The Prime Minister is set to force a vote on her Brexit blueprint in the first week of June – regardless of whether she has agreed a compromise plan with Labour in cross-party talks.
Her chances of victory look slim as Tory Eurosceptics and the DUP restated their opposition to her withdrawal agreement with Brussels, and Labour insisted no deal is in sight with the government.
Steve Barclay, the Brexit Secretary, admitted yesterday that her plans would be “dead” if MPs reject them next month for the fourth time.
Mrs May will meet leaders of the 1922 Committee of Tory MPs on Thursday, who have urged her to name a date when she intends to leave Downing Street.
She will effectively ask for a breathing-space of another three weeks as she sets out her proposals for a showdown over her Withdrawal Agreement Bill (WAB) by 7 June.
The exact timing is yet to be confirmed as Mrs May is committed during the first week of June to meet Donald Trump on his state visit to Britain and to attend events commemorating the 75th anniversary of the D-Day landings.
Labour made clear yesterday that it would not support the WAB without further concessions from ministers.

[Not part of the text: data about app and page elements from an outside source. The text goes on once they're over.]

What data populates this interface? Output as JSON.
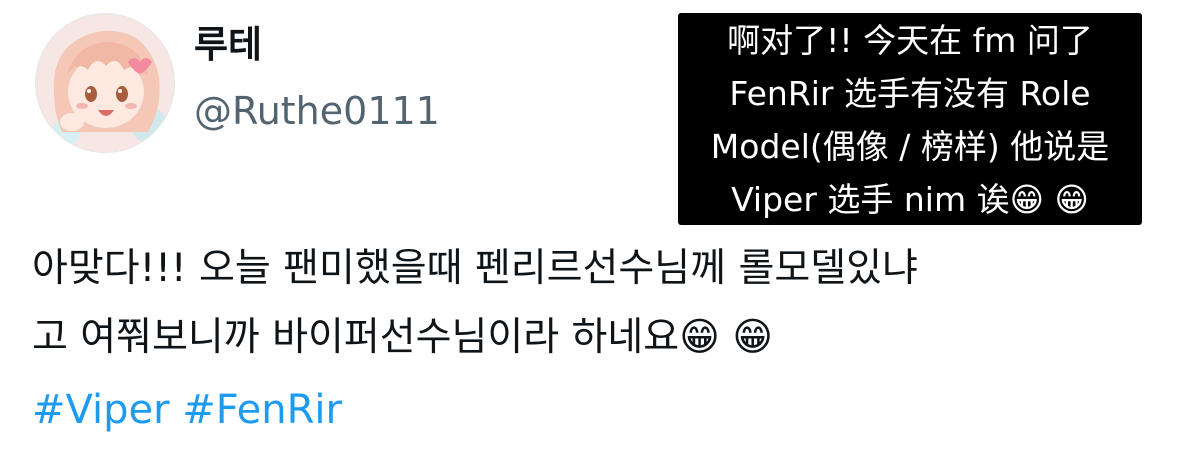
{
  "author": {
    "display_name": "루테",
    "handle": "@Ruthe0111",
    "avatar_icon": "anime-girl-avatar-icon"
  },
  "translation": {
    "lines": [
      "啊对了!! 今天在 fm 问了",
      "FenRir 选手有没有 Role",
      "Model(偶像 / 榜样) 他说是",
      "Viper 选手 nim 诶😁 😁"
    ]
  },
  "tweet": {
    "lines": [
      "아맞다!!! 오늘 팬미했을때 펜리르선수님께 롤모델있냐",
      "고 여쭤보니까 바이퍼선수님이라 하네요😁 😁"
    ],
    "hashtags": [
      "#Viper",
      "#FenRir"
    ]
  },
  "colors": {
    "hashtag": "#1d9bf0",
    "handle": "#536471",
    "text": "#0f1419",
    "translation_bg": "#000000"
  }
}
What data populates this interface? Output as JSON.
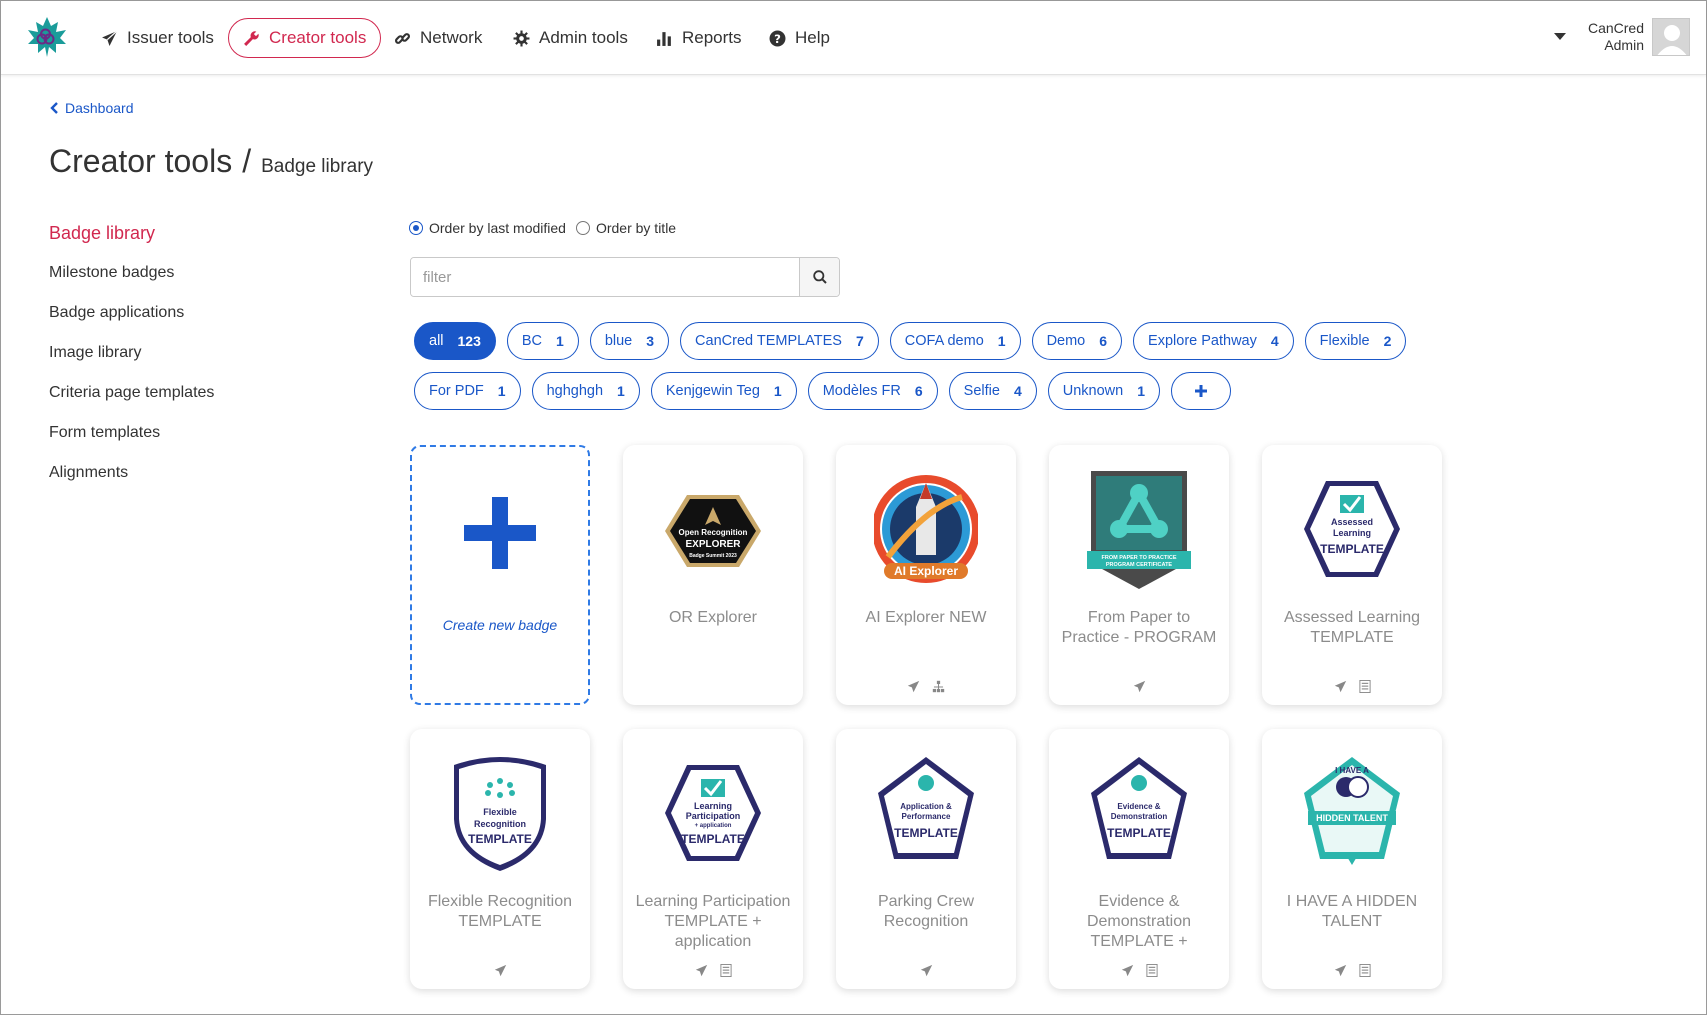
{
  "nav": {
    "items": [
      {
        "label": "Issuer tools",
        "icon": "send-icon"
      },
      {
        "label": "Creator tools",
        "icon": "wrench-icon",
        "active": true
      },
      {
        "label": "Network",
        "icon": "link-icon"
      },
      {
        "label": "Admin tools",
        "icon": "gear-icon"
      },
      {
        "label": "Reports",
        "icon": "bar-chart-icon"
      },
      {
        "label": "Help",
        "icon": "question-icon"
      }
    ],
    "user": {
      "line1": "CanCred",
      "line2": "Admin"
    }
  },
  "breadcrumb": {
    "label": "Dashboard"
  },
  "page": {
    "title": "Creator tools",
    "separator": "/",
    "subtitle": "Badge library"
  },
  "sidebar": {
    "items": [
      {
        "label": "Badge library",
        "active": true
      },
      {
        "label": "Milestone badges"
      },
      {
        "label": "Badge applications"
      },
      {
        "label": "Image library"
      },
      {
        "label": "Criteria page templates"
      },
      {
        "label": "Form templates"
      },
      {
        "label": "Alignments"
      }
    ]
  },
  "order": {
    "last_modified": "Order by last modified",
    "title": "Order by title",
    "selected": "last_modified"
  },
  "filter": {
    "placeholder": "filter",
    "value": ""
  },
  "tags": [
    {
      "label": "all",
      "count": "123",
      "active": true
    },
    {
      "label": "BC",
      "count": "1"
    },
    {
      "label": "blue",
      "count": "3"
    },
    {
      "label": "CanCred TEMPLATES",
      "count": "7"
    },
    {
      "label": "COFA demo",
      "count": "1"
    },
    {
      "label": "Demo",
      "count": "6"
    },
    {
      "label": "Explore Pathway",
      "count": "4"
    },
    {
      "label": "Flexible",
      "count": "2"
    },
    {
      "label": "For PDF",
      "count": "1"
    },
    {
      "label": "hghghgh",
      "count": "1"
    },
    {
      "label": "Kenjgewin Teg",
      "count": "1"
    },
    {
      "label": "Modèles FR",
      "count": "6"
    },
    {
      "label": "Selfie",
      "count": "4"
    },
    {
      "label": "Unknown",
      "count": "1"
    }
  ],
  "create_badge": {
    "label": "Create new badge"
  },
  "badges": [
    {
      "title": "OR Explorer",
      "art": {
        "type": "hex-black",
        "lines": [
          "Open Recognition",
          "EXPLORER",
          "Badge Summit 2023"
        ]
      },
      "actions": []
    },
    {
      "title": "AI Explorer NEW",
      "art": {
        "type": "rocket",
        "lines": [
          "AI Explorer"
        ]
      },
      "actions": [
        "send-icon",
        "sitemap-icon"
      ]
    },
    {
      "title": "From Paper to Practice - PROGRAM",
      "art": {
        "type": "shield-teal",
        "lines": [
          "FROM PAPER TO PRACTICE",
          "PROGRAM CERTIFICATE"
        ]
      },
      "actions": [
        "send-icon"
      ]
    },
    {
      "title": "Assessed Learning TEMPLATE",
      "art": {
        "type": "hex-navy",
        "lines": [
          "Assessed",
          "Learning",
          "TEMPLATE"
        ]
      },
      "actions": [
        "send-icon",
        "list-icon"
      ]
    },
    {
      "title": "Flexible Recognition TEMPLATE",
      "art": {
        "type": "shield-navy",
        "lines": [
          "Flexible",
          "Recognition",
          "TEMPLATE"
        ]
      },
      "actions": [
        "send-icon"
      ]
    },
    {
      "title": "Learning Participation TEMPLATE + application",
      "art": {
        "type": "hex-navy",
        "lines": [
          "Learning",
          "Participation",
          "+ application",
          "TEMPLATE"
        ]
      },
      "actions": [
        "send-icon",
        "list-icon"
      ]
    },
    {
      "title": "Parking Crew Recognition",
      "art": {
        "type": "pent-navy",
        "lines": [
          "Application &",
          "Performance",
          "TEMPLATE"
        ]
      },
      "actions": [
        "send-icon"
      ]
    },
    {
      "title": "Evidence & Demonstration TEMPLATE +",
      "art": {
        "type": "pent-navy",
        "lines": [
          "Evidence &",
          "Demonstration",
          "TEMPLATE"
        ]
      },
      "actions": [
        "send-icon",
        "list-icon"
      ]
    },
    {
      "title": "I HAVE A HIDDEN TALENT",
      "art": {
        "type": "pent-teal",
        "lines": [
          "I HAVE A",
          "HIDDEN TALENT"
        ]
      },
      "actions": [
        "send-icon",
        "list-icon"
      ]
    }
  ],
  "colors": {
    "accent_red": "#d1284f",
    "link_blue": "#1a57c8",
    "navy": "#2b2a6b",
    "teal": "#2bb5ac"
  }
}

It played down suggestions that the party was considering abstaining in the first vote on the Bill.
The opposition is pressing for Britain to be in a permanent post-Brexit customs union and for a guarantee that any agreement cannot be ripped up by Mrs May’s successor.
A Labour spokesman said: “We are not in the business of getting into a car without knowing where it’s going.”

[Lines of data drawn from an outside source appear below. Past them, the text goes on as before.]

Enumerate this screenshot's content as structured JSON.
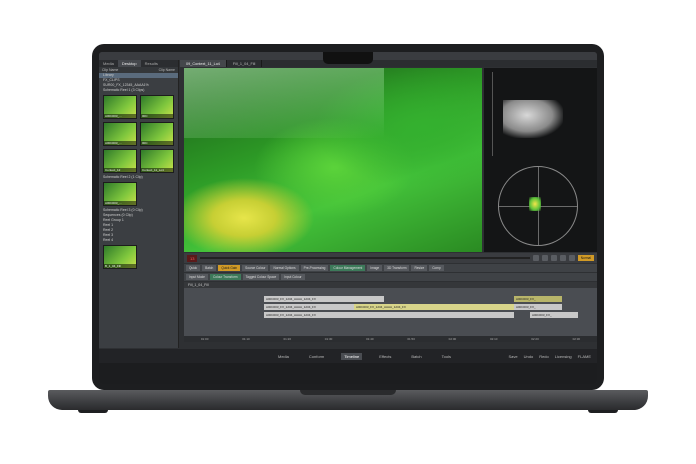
{
  "app": {
    "panel_tabs": [
      "Media",
      "Desktop",
      "Results",
      "Grid"
    ],
    "panel_header_left": "Clip Name",
    "panel_header_right": "Clip Name",
    "viewer_tabs": [
      "09_Context_11_Lo4",
      "Fill_1_04_Fill"
    ],
    "tree": [
      "Library",
      "FX_CLIPS",
      "SUR00_FX_12345_AAAA1%",
      "Schematic Reel 1 (3 Clips)",
      "Schematic Reel 2 (1 Clip)",
      "Schematic Reel 3 (0 Clip)",
      "Sequences (0 Clip)",
      "Reel Group 1",
      "Reel 1",
      "Reel 2",
      "Reel 3",
      "Reel 4"
    ],
    "thumbnails": [
      "A00C003_...",
      "00C",
      "A00C003_...",
      "00C",
      "Context_12",
      "Context_11_Lo4",
      "A00C003_...",
      "B_1_04_Fill"
    ],
    "timecode": "13",
    "transport_mode": "Normal",
    "fx_buttons_row1": [
      "Quick",
      "Batch",
      "Quick Gain",
      "Source Colour",
      "Normal Options",
      "Pre-Processing",
      "Colour Management",
      "Image",
      "3D Transform",
      "Resize",
      "Comp"
    ],
    "fx_buttons_row2": [
      "Input Mode",
      "Colour Transform",
      "Tagged Colour Space",
      "Input Colour"
    ],
    "timeline_header": "Fill_1_04_Fill",
    "clips": [
      "A00C003_FX_1234_AAAA_1234_FX",
      "A00C003_FX_1234_AAAA_1234_FX",
      "A00C003_FX_1234_AAAA_1234_FX",
      "A00C003_FX_",
      "A00C003_FX_",
      "A00C003_FX_"
    ],
    "ruler": [
      "01:00",
      "01:10",
      "01:20",
      "01:30",
      "01:40",
      "01:50",
      "02:00",
      "02:10",
      "02:20",
      "02:30"
    ],
    "bottom_nav": [
      "Media",
      "Conform",
      "Timeline",
      "Effects",
      "Batch",
      "Tools"
    ],
    "bottom_nav_active": "Timeline",
    "bottom_right": [
      "Save",
      "Undo",
      "Redo",
      "Licensing",
      "FLAME"
    ]
  },
  "colors": {
    "accent_orange": "#d19a26",
    "timecode_red": "#ff5a5a",
    "clip_yellow": "#d8d58a"
  }
}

Heading for defeat
The Eurosceptic MP Owen Paterson, said he would again vote against Mrs May’s deal as “it doesn’t change the essential nature of the withdrawal agreement, which is unacceptable we will have laws imposed on us by 27 different countries where we are not involved”.
The DUP repeated its opposition to the concept of the Irish backstop element of her agreement.
Its deputy leader, Nigel Dodds, said: “Unless she can demonstrate something new that addresses the problem of the backstop then it is highly likely her deal will go down to defeat once again.”
Downing Street said efforts were continuing to find a “sustainable” majority for Mrs May’s deal, with discussions involving DUP and Labour MPs as well as Tories.
Asked whether the vote would be considered a “confidence” vote for the Prime Minister, a source said: “That’s not the world that we are currently in, but clearly the significance of this piece of legislation can’t and I suspect won’t be underestimated.”